President Joe Biden, in a Jan. 20 executive order, suspended for 90 days the May 2020 “Executive Order on Securing the United States Bulk-Power System,” signed by former President Donald Trump.
Biden’s “Executive Order on Protecting Public Health and the Environment and Restoring Science to Tackle the Climate Crisis” noted that the Secretary of Energy and director of the Office of Management and Budget (OMB) are to jointly consider whether to recommend that a replacement order be issued.
As TransmissionHub reported, in his May 1, 2020, executive order, Trump said that he finds that “the unrestricted acquisition or use in the United States of bulk-power system electric equipment designed, developed, manufactured, or supplied by persons owned by, controlled by, or subject to the jurisdiction or direction of foreign adversaries augments the ability of foreign adversaries to create and exploit vulnerabilities in bulk-power system electric equipment, with potentially catastrophic effects.”
That executive order noted, in part, that any acquisition, importation, transfer, or installation of any bulk-power system electric equipment is prohibited by any person, or with respect to any property, subject to the jurisdiction of the United States, where the transaction involves any property in which any foreign country or a national thereof has any interest, where the transaction was initiated after the date of the executive order, and where the Secretary of Energy — in coordination with the Director of the Office of Management and Budget, and in consultation with others, including the Secretary of Defense — has determined that:
- The transaction involves bulk-power system electric equipment designed, developed, manufactured, or supplied, by persons owned by, controlled by, or subject to the jurisdiction or direction of a foreign adversary
- The transaction poses an undue risk of sabotage to or subversion of the design, integrity, manufacturing, production, distribution, installation, operation, or maintenance of the bulk-power system in the United States; poses an undue risk of catastrophic effects on the security or resiliency of United States critical infrastructure or the economy of the United States; or otherwise poses an unacceptable risk to the national security of the United States or the security and safety of United States persons

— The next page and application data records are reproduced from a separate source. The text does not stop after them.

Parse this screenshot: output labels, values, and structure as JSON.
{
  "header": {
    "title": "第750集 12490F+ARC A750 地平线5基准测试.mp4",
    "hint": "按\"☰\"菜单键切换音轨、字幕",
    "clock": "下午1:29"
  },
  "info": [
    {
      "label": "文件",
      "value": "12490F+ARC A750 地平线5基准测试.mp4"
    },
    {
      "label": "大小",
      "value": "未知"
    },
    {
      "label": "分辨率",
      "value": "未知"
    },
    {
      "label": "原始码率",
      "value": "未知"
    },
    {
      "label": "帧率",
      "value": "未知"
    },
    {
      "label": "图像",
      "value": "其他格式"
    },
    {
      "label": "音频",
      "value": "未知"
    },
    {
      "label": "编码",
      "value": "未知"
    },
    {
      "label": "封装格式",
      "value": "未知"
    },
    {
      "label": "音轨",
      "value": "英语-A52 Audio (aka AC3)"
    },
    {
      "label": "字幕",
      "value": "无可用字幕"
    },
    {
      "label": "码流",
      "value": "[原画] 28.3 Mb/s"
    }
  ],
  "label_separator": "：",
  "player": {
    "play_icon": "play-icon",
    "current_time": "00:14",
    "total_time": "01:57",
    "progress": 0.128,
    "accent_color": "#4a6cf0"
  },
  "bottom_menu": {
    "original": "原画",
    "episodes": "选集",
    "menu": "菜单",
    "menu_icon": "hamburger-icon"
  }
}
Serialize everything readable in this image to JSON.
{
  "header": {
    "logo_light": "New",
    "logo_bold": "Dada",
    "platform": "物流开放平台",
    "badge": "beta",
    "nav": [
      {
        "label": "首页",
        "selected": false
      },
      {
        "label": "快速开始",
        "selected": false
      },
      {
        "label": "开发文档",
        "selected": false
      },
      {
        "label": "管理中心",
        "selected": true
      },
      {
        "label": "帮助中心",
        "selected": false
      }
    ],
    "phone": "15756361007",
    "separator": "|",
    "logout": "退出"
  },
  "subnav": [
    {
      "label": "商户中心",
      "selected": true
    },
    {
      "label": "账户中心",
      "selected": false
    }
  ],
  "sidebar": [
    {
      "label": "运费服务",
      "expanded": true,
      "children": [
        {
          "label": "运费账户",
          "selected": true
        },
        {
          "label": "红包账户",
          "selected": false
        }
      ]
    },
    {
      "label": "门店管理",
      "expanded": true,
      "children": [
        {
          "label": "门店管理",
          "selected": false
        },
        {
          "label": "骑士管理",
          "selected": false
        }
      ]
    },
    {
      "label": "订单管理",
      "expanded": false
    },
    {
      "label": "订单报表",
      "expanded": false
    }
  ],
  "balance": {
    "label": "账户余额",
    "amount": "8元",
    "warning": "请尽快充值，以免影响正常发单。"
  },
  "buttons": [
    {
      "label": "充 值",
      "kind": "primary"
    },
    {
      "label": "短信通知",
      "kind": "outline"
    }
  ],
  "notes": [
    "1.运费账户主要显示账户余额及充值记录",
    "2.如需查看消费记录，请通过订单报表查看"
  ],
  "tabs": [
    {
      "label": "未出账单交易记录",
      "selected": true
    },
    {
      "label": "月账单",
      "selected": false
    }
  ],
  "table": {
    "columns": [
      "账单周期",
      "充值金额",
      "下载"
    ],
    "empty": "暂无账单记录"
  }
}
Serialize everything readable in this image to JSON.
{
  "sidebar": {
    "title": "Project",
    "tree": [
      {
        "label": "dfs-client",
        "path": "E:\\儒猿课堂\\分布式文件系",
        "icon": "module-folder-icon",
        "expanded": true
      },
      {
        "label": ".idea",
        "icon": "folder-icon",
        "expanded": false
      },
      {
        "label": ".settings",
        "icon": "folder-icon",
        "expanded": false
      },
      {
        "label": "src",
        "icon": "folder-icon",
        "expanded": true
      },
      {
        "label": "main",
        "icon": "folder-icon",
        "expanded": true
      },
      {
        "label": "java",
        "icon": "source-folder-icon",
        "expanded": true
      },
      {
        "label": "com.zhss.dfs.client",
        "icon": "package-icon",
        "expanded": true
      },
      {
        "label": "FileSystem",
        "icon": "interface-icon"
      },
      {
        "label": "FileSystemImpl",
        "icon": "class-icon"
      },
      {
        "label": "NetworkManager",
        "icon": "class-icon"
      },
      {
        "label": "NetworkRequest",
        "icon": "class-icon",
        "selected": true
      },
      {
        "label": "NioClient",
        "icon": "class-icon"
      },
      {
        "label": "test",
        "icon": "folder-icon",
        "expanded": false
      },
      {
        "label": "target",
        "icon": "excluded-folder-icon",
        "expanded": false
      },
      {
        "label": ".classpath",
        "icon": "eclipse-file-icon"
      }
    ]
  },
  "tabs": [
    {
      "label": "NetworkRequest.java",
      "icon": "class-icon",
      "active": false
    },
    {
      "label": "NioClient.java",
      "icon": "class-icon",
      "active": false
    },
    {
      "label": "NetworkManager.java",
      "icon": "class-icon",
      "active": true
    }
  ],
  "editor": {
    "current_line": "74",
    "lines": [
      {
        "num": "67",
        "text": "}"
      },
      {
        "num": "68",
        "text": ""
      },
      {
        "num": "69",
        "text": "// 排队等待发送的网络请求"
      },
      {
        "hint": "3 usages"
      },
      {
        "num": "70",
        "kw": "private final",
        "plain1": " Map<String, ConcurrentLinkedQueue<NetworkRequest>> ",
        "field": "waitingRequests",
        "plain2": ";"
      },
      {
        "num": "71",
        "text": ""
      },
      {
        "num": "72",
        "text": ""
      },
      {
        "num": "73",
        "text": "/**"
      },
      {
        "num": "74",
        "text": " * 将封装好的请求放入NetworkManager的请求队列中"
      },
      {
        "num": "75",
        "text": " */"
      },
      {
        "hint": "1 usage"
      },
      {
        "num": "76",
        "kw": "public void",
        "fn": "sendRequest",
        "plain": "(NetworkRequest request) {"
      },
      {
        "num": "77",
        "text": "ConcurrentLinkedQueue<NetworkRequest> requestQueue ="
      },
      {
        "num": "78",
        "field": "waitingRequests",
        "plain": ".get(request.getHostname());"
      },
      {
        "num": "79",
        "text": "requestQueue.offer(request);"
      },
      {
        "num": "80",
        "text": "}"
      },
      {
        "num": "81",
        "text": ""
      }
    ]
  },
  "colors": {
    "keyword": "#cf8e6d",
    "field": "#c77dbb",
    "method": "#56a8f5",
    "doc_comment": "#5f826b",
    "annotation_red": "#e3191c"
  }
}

In his executive order, Biden noted that his administration’s policy is “to listen to the science; to improve public health and protect our environment; to ensure access to clean air and water; to limit exposure to dangerous chemicals and pesticides; to hold polluters accountable, including those who disproportionately harm communities of color and low-income communities; to reduce greenhouse gas emissions; to bolster resilience to the impacts of climate change; to restore and expand our national treasures and monuments; and to prioritize both environmental justice and the creation of the well-paying union jobs necessary to deliver on these goals.”
To that end, Biden continued, the executive order directs all executive departments and agencies to immediately review and, as appropriate and consistent with applicable law, take action to address the promulgation of federal regulations and other actions during the last four years that conflict with important national objectives, as well as to immediately begin work to confront the climate crisis.
Biden’s executive order directed the heads of all agencies to immediately review all existing regulations, orders, guidance documents, policies, and any other similar agency actions promulgated, issued, or adopted between Jan. 20, 2017, and Jan. 20, 2021, that are or may be inconsistent with — or present obstacles to — the policy as noted in the executive order.
For instance, the executive order noted that in light of the alleged legal deficiencies underlying the program, the Secretary of the Interior is to, as appropriate and consistent with applicable law, place a temporary moratorium on all activities of the federal government relating to the implementation of the Coastal Plain Oil and Gas Leasing Program, as established by the record of decision signed on Aug. 17, 2020, in the Arctic National Wildlife Refuge. The secretary is to review the program and, as appropriate and consistent with applicable law, conduct a new, comprehensive analysis of the potential environmental impacts of the oil and gas program, the executive order added.
The executive order also revoked the Presidential permit granted by Trump in March 2019, to TransCanada Keystone Pipeline, L.P., to build, connect, operate, and maintain pipeline facilities at the international border of the United States and Canada.
Biden noted that in 2015, following a review, the Department of State and former President Barack Obama determined that approving the proposed Keystone XL pipeline would not serve the U.S. national interest.
“Leaving the Keystone XL pipeline permit in place would not be consistent with my Administration’s economic and climate imperatives,” Biden added.
TC Energy Corporation, in a Jan. 20 statement, said that “it is disappointed with the expected action to revoke the existing Presidential Permit for the Keystone XL pipeline.”
The company said, in part, that while it will review the decision, assess its implications, and consider its options, advancement of the project will be suspended.
Among other things, Biden’s executive order also established an Interagency Working Group on the Social Cost of Greenhouse Gases, which is to publish, as appropriate and consistent with applicable law, an interim social cost of carbon (SCC), social cost of nitrous oxide (SCN), and social cost of methane (SCM) within 30 days of the date of the order, which agencies are to use when monetizing the value of changes in greenhouse gas emissions resulting from regulations and other relevant agency actions until final values are published. The working group is to publish a final SCC, SCN, and SCM by January 2022, Biden added.